Even in the food industry I have colleagues who are not microbiologists who get confused,” she says.(MORE: How to Stop the Superbugs) The report authors aren’t against food date labeling.You can read the full report and recommendations, here.In the meantime, for tips on what expiration dates really mean, see our examples, here.“We are fine with there being quality or freshness dates as long as it is clearly communicated to consumers, and they are educated about what that means,” says study co- author Emily Broad Leib, the director of Harvard Food Law & Policy Clinic.

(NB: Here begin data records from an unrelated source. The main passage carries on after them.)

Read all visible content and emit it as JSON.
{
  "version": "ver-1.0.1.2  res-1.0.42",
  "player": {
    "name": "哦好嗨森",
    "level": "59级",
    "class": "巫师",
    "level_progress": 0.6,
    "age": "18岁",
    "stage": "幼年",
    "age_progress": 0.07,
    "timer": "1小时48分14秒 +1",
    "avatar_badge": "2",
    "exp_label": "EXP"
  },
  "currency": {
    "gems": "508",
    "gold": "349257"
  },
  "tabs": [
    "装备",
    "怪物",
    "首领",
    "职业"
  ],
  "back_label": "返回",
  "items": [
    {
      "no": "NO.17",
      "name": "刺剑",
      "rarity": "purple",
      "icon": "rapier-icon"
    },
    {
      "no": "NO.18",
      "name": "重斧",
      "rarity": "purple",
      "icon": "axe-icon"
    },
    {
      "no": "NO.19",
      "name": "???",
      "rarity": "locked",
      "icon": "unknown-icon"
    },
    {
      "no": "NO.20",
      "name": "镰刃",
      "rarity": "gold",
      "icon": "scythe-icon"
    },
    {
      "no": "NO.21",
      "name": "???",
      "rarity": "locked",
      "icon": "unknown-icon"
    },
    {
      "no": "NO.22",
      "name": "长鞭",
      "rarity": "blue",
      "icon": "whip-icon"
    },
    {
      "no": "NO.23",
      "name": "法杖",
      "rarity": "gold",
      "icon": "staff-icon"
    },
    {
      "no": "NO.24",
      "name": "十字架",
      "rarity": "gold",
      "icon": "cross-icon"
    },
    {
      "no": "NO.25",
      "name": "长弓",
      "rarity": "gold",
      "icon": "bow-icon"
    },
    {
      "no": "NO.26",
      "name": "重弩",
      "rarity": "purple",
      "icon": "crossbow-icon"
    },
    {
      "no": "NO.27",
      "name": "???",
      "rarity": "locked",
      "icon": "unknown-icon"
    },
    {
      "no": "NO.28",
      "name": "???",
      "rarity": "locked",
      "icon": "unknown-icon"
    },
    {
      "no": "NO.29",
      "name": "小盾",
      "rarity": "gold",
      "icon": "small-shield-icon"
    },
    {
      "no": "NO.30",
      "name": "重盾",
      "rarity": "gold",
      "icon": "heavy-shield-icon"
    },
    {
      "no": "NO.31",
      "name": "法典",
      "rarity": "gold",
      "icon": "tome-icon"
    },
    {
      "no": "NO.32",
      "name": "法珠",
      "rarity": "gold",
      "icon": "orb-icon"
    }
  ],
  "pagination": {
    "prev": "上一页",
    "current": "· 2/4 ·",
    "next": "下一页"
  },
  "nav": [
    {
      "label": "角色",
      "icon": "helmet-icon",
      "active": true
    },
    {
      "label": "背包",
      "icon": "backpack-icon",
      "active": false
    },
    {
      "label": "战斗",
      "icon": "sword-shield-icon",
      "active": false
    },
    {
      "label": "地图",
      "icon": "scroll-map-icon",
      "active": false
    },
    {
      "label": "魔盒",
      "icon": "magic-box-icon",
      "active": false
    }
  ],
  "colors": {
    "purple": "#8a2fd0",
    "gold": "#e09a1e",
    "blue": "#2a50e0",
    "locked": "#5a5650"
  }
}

The report authors say the re-education could start with a clearer understanding of what the dates mean.Maybe Not) Because food dating was never about public health, there is no national regulation over the use of the dates, although the Food and Drug Administration (FDA) and US Department of Agriculture (USDA) technically have regulatory power over the misbranding of products.The only federally required and regulated food dating involves infant formula, since the nutrients in formula lose their potency as time goes on. “What’s resulted from [the FDA letting states come up with regulation] is really a patchwork of all sorts of different rules for different products and regulations around them,” says study co-author Dana Gunders, a staff scientist with the NRDC’s food and agriculture program.While it may not look appetizing, the food is still safe to eat.“It’s a confusing subject, the difference between food quality and food safety.While the food industry could make changes to date labels voluntarily — such as having the dates read when food is most likely to spoil — the study authors also call for legislation by Congress to develop national standards that would standardize a single set of dating requirements.Such standards may already be in the works; following the release of the report, Congresswoman Nita Lowey (D-Westchester/Rockland), the senior Democrat on the House Appropriations Committee and author of the Freshness Disclosure Act says she will be reintroducing legislation to Congress that calls for establishing a consistent food dating system in the U. “I look forward to reintroducing this legislation this Congress and working with colleagues on both sides of the aisle to fix this glaring gap in our nation’s food safety laws so that American consumers have the information they need,” Lowey said in a statement.Much of it is perfectly good, edible food – worth 5 billion annually – and it gets tossed in the trash instead feeding someone who’s hungry.My colleague Dana Gunders has been exploring how, where, and why food gets wasted in America, from farm to store to table.Jena Roberts, vice president for business development at the food testing firm, National Food Lab, studies “shelf-stable” properties of foods to help manufacturers determine what date indicates when their products are at their best.“The food has to be safe, that’s a given,” says Roberts.